Top of Exercise material

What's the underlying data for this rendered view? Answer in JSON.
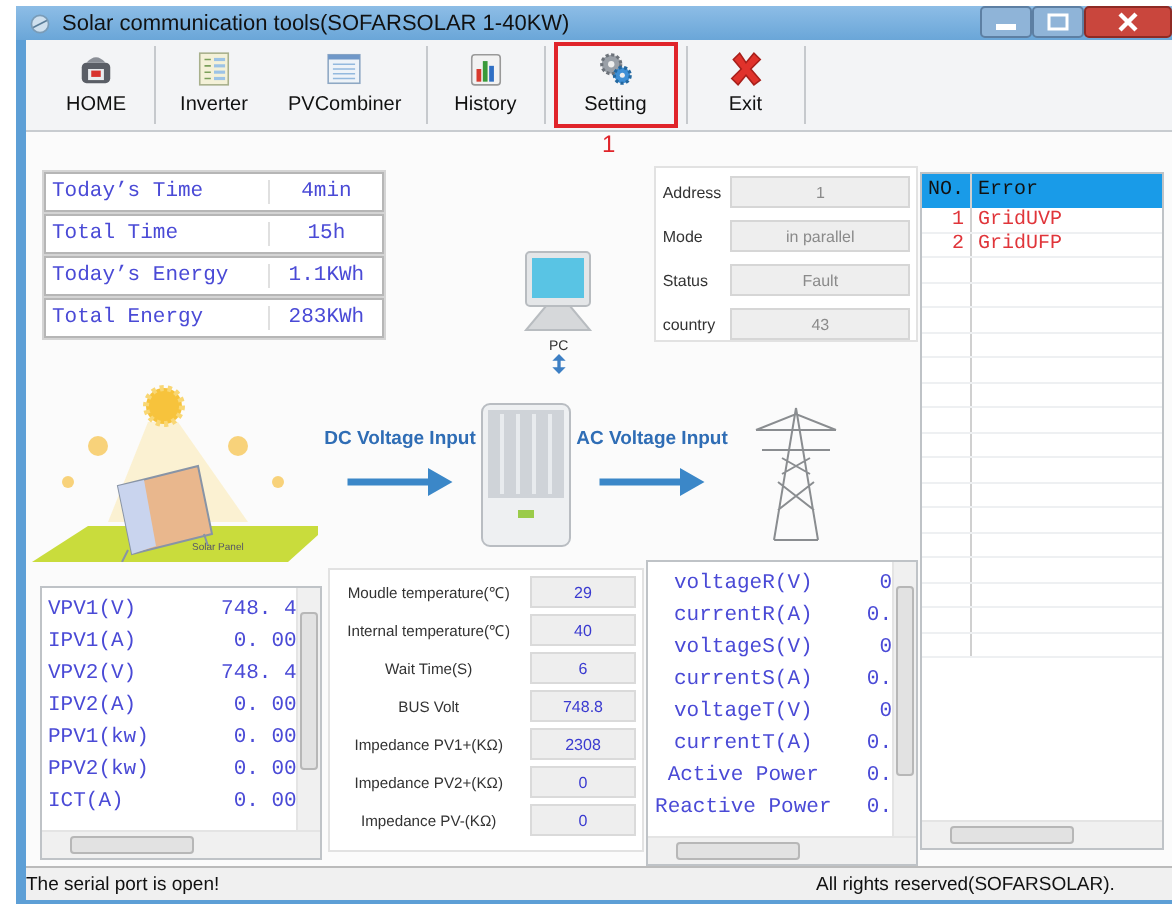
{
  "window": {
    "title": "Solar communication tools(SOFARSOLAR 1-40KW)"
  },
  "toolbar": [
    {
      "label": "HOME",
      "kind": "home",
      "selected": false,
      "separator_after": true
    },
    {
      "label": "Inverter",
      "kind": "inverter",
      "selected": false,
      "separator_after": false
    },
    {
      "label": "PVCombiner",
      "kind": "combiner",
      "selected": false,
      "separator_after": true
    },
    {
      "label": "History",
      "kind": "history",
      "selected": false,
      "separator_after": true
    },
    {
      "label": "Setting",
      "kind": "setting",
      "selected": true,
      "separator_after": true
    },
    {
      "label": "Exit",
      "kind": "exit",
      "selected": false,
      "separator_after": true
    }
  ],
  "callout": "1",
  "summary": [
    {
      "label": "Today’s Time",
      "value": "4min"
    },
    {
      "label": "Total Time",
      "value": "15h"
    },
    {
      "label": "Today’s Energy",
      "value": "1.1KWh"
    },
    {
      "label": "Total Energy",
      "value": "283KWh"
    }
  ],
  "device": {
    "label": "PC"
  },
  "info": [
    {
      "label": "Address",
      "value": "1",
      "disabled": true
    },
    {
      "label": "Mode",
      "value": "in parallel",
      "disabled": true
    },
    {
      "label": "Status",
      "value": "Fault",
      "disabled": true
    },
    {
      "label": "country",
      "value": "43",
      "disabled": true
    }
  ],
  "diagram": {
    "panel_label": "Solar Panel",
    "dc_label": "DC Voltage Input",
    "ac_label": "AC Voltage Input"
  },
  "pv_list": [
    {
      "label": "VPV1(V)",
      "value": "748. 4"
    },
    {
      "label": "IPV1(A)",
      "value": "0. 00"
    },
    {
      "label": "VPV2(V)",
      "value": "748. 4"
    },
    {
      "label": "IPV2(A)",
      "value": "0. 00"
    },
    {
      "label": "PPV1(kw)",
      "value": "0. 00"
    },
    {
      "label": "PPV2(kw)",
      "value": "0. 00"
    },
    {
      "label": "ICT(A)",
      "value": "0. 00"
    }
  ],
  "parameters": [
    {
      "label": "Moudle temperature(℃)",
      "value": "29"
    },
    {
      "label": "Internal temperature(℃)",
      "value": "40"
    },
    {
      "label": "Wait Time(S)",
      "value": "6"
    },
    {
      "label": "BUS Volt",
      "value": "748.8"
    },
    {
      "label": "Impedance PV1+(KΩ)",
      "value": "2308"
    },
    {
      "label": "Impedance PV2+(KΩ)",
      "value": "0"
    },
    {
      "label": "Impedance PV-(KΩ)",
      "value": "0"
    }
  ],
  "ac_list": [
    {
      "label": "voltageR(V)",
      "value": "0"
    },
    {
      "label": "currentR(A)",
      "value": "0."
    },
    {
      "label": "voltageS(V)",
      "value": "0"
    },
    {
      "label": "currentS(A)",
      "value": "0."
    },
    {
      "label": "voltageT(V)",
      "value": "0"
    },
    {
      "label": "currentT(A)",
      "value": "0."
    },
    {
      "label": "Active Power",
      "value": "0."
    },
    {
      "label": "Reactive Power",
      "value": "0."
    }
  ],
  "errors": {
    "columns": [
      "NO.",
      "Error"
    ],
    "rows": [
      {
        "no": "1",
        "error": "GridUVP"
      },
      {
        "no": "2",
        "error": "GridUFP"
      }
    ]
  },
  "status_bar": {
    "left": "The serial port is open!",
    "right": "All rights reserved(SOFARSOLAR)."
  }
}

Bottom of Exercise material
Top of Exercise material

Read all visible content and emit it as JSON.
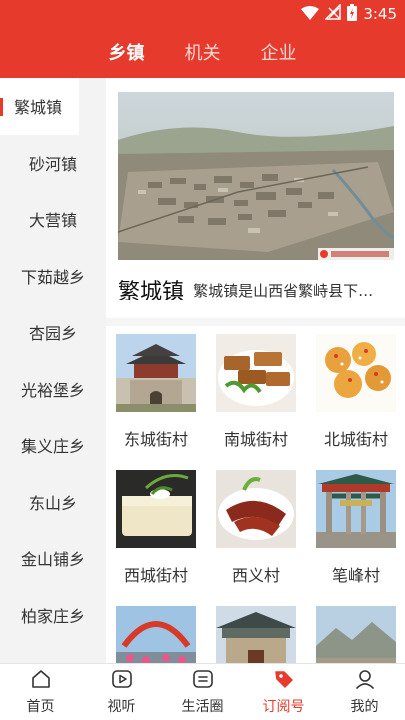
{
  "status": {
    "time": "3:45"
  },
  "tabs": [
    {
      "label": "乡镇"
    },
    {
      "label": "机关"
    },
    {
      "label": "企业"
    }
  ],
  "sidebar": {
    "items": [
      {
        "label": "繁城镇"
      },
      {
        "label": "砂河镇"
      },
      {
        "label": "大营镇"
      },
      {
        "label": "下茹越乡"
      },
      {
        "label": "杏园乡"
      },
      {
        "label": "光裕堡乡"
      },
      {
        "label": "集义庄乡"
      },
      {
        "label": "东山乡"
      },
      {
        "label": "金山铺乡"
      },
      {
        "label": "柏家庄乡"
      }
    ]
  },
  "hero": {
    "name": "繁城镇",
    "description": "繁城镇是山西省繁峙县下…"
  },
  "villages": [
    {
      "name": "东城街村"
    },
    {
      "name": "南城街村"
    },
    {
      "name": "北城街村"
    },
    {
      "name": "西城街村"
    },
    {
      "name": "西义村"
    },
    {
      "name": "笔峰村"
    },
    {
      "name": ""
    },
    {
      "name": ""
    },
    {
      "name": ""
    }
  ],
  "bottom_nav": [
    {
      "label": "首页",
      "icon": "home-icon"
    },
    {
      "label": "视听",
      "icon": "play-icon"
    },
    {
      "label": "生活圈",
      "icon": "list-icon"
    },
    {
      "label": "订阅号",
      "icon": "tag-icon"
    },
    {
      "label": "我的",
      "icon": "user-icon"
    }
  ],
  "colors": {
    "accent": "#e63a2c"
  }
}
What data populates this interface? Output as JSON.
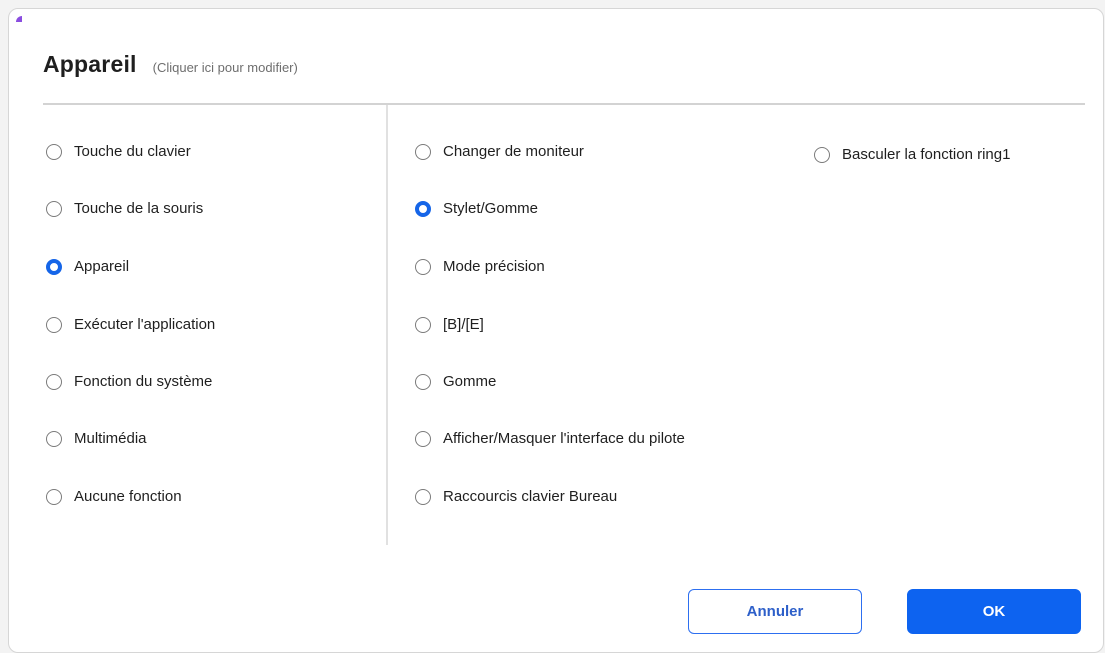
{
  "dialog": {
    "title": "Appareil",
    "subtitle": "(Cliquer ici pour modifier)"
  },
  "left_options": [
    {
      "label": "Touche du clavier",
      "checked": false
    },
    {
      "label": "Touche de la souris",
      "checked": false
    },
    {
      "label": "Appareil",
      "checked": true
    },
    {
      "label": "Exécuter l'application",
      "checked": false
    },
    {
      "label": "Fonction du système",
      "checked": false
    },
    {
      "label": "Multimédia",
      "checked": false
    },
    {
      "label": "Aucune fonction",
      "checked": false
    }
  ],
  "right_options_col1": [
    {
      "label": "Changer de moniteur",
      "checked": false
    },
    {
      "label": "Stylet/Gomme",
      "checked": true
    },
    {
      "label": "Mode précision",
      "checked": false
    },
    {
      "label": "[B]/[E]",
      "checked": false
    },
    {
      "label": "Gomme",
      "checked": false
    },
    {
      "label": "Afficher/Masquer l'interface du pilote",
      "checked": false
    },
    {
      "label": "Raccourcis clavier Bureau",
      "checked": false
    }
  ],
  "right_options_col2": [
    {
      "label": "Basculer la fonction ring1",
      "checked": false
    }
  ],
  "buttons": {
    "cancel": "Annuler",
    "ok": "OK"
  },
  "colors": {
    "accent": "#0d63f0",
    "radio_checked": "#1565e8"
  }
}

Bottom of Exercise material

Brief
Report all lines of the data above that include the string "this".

Problem solution
What's the underlying data for this rendered view? Answer in JSON.
What data populates this interface? Output as JSON.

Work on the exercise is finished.